Just up the coast from Arpoador, Maricá is already a known surf spot. A similar project a few years ago, at a site near the city called Macumba, lost steam due to local politics. This time, though, the developers of the Maricá project — which took 10 years to model — successfully gained all the local approval they need. Construction is set to begin in early 2015, and should be completed before the 2016 Summer Olympics in Rio, although some technical studies still need to be completed.
Maricá will also be different from the failed projects in California, New Zealand and Europe, because the project’s designers, who are in partnership with the engineering department of the Federal University of Rio de Janeiro, have come up with a way to avoid using sandbags, the stuff that spelled downfall elsewhere. Instead, they intend to install two steel platforms on the ocean floor, shaped like an arrow pointing into the wave, intended to create a tubular wave “characteristic of the North Shore, in Oahu, Hawaii.”
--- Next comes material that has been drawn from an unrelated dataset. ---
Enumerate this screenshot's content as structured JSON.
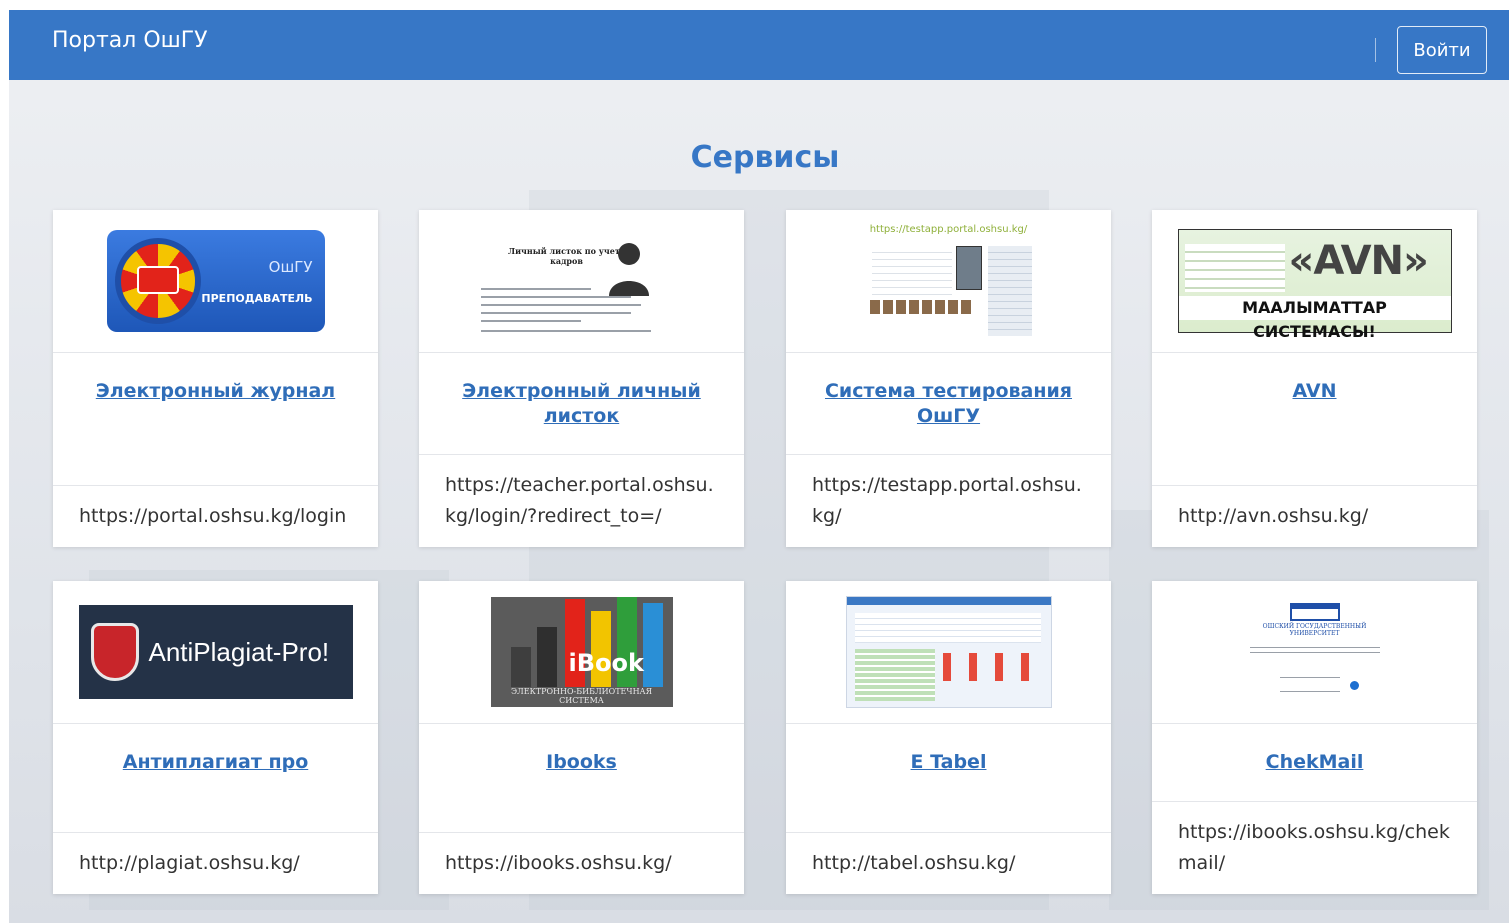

Brazilian surfer Rafael Pereira is thrilled with the idea of artificial surf reefs across the Brazilian coast. They’d solve Brazil’s consistency problems, he says: “We could be a real surfers’ factory, like we are in soccer.” Given the history, no doubt Brazil and the many other places planning surf reefs are taking a big risk. But heck, you know, just imagine … The Endless Summer in a place that actually has an endless summer. Cowabunga.
- Shannon Sims, Based in Brazil, Shannon is OZY’s Latin American correspondent and legal voice. In her many lives, she’s taught elementary school in Harlem, managed a hotel in Italy and researched forests in Brazil. A University of Texas law grad raised in Louisiana, she prefers cowboy boots over heels, and hot sauce over everything. Follow Shannon Sims on Twitter Follow Shannon Sims on FacebookContact Shannon Sims